16 June 2023, Mogadishu| By Jama
In an unprecedented turn of events, a group of traditional elders from the Murusade clan has raised alarm over what they term as unlawful detentions of their kinsfolk in Adale. The group was reportedly on a journey to Mogadishu when they were apprehended by Somali National Army (SNA) soldiers.
The elders have expressed their dismay over the arrest of their clan members, claiming the detainees were taken without just cause. One elder voiced the community’s frustration, saying, “Our people were simply travelers, journeying from Elbur to Mogadishu. They have been unlawfully detained for two days and two nights, which is a clear violation of our governmental norms. Somali law dictates that an individual cannot be held for more than 24 hours without an appearance before a court.”
The group suspects the arrests may be unjustly rooted in prejudice. “We can only conclude that their clan affiliation and their place of origin led to their arrest,” the elder added.
A second elder echoed these sentiments, vehemently condemning the detentions. “The detention of these ten individuals is not only an affront to our clan, but also a serious breach of our national laws. We demand to know the grounds upon which they have been detained,” he said.
Meanwhile, representatives from the Adale police station have offered a different narrative. They maintain the detainees were taken into custody based on accusations of affiliation with the Al Shabaab group, and will be handed over to the National Intelligence and Security Agency (NISA). They also said that the group will be transferred to Mogadishu and placed under NISA’s jurisdiction.
This case has heightened tensions in an already volatile region and called into question the enforcement of detainment laws. As we await more information, one thing remains clear: the fate of the detained individuals hangs in the balance, with the stakes higher than ever.
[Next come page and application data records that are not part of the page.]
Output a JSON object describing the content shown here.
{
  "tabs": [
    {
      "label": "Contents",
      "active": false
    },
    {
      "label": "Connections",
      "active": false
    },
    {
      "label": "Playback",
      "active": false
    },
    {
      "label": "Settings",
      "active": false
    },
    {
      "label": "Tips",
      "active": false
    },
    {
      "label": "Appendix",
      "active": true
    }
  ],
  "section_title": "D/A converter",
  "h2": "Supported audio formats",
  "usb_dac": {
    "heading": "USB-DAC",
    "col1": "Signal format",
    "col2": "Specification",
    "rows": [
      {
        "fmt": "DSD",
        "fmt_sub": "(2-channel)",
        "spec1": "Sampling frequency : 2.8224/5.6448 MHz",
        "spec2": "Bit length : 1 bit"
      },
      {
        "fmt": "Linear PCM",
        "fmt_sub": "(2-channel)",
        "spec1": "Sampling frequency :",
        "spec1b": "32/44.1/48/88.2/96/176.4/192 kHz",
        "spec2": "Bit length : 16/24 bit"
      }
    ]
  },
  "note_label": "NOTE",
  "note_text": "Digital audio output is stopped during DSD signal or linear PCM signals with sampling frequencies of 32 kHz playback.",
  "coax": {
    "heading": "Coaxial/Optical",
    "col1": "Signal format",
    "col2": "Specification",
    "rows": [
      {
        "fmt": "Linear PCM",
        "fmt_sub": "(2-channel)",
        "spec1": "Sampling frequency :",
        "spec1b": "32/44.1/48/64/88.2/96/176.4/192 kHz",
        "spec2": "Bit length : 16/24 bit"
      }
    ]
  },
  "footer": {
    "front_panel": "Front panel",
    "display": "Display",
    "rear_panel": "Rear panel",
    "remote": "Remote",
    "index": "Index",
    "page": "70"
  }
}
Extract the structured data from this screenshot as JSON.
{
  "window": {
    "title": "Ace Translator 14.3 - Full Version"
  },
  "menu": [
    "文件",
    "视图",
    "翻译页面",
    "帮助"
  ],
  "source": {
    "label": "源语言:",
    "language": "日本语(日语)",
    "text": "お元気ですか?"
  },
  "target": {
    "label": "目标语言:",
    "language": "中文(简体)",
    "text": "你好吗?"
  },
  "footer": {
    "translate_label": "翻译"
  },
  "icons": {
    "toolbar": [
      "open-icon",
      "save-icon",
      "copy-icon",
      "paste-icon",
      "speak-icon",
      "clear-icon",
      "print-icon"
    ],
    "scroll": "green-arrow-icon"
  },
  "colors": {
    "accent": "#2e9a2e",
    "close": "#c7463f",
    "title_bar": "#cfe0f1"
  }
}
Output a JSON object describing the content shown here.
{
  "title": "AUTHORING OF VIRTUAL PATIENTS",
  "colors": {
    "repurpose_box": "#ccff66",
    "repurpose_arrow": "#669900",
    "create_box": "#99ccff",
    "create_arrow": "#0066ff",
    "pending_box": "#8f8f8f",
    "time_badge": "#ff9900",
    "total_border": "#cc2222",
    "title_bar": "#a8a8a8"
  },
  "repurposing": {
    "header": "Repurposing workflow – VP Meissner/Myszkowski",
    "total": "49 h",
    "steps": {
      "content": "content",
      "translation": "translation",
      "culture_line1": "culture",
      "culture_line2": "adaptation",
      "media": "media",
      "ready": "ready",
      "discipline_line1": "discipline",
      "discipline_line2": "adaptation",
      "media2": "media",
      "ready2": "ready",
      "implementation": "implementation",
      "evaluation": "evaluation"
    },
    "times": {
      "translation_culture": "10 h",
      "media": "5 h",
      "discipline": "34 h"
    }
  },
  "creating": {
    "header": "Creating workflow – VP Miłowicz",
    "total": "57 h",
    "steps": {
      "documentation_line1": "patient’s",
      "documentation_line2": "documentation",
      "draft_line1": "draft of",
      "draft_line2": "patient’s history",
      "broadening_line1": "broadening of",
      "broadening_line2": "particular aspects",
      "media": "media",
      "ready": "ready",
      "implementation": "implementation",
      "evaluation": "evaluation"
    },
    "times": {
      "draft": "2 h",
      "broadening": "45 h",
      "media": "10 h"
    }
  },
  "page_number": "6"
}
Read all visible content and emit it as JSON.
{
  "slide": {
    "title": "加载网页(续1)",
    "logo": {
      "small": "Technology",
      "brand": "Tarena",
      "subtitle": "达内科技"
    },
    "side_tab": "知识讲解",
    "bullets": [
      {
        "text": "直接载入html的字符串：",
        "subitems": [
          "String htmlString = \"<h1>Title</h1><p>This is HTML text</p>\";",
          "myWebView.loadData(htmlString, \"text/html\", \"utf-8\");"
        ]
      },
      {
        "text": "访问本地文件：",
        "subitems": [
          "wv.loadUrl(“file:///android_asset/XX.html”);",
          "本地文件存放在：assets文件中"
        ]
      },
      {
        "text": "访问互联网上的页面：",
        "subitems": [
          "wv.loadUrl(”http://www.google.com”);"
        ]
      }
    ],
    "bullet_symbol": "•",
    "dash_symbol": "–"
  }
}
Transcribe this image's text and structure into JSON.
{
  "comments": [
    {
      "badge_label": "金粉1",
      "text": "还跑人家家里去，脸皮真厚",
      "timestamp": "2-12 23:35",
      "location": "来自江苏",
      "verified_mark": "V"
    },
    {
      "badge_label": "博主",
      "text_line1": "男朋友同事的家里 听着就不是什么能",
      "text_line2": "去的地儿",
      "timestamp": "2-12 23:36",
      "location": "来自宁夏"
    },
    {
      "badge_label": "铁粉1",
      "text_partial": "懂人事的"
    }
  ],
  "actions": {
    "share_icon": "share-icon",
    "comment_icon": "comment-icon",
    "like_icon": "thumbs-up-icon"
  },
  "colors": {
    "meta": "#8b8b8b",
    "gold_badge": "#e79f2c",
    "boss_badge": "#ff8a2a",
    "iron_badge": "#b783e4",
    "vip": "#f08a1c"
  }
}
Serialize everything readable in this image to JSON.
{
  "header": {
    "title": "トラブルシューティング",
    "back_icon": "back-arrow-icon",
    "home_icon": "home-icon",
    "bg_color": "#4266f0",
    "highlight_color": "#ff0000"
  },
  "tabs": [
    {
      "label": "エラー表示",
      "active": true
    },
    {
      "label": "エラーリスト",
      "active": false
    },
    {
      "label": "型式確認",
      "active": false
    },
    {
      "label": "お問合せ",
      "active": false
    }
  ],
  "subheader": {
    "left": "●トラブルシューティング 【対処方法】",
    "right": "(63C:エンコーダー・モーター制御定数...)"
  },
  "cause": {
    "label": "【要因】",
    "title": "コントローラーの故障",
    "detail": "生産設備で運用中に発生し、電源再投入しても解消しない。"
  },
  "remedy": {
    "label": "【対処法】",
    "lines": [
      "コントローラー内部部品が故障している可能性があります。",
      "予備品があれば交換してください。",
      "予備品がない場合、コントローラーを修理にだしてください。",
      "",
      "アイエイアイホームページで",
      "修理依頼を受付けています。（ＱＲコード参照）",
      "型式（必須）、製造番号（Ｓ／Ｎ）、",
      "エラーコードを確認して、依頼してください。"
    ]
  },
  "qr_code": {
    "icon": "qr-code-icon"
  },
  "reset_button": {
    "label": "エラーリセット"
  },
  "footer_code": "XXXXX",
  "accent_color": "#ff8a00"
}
This incident highlights the friction between traditional clan systems and state law enforcement agencies in Somalia, illustrating how national security concerns can create clashes with local cultural practices. The outcry by the Murusade elders demonstrates the deep-seated mistrust that some local communities harbor towards national authorities, often sparked by instances of perceived injustice and ethnic bias. The incident underlines the need for an inclusive and transparent approach in Somalia’s ongoing struggle against insurgency, in order to avoid further alienating key sections of society.
Furthermore, the discrepancy between the government and the Murusade clan’s narratives highlights a pervasive issue of communication and transparency within Somali law enforcement. For the public to maintain trust in their institutions, there is a dire need for clearly outlined processes, especially in matters of detention and accusations of terrorism. Instances like this may exacerbate existing social fractures and fuel sentiment of marginalization, which, ironically, can drive recruitment for the very extremist groups the government aims to quell.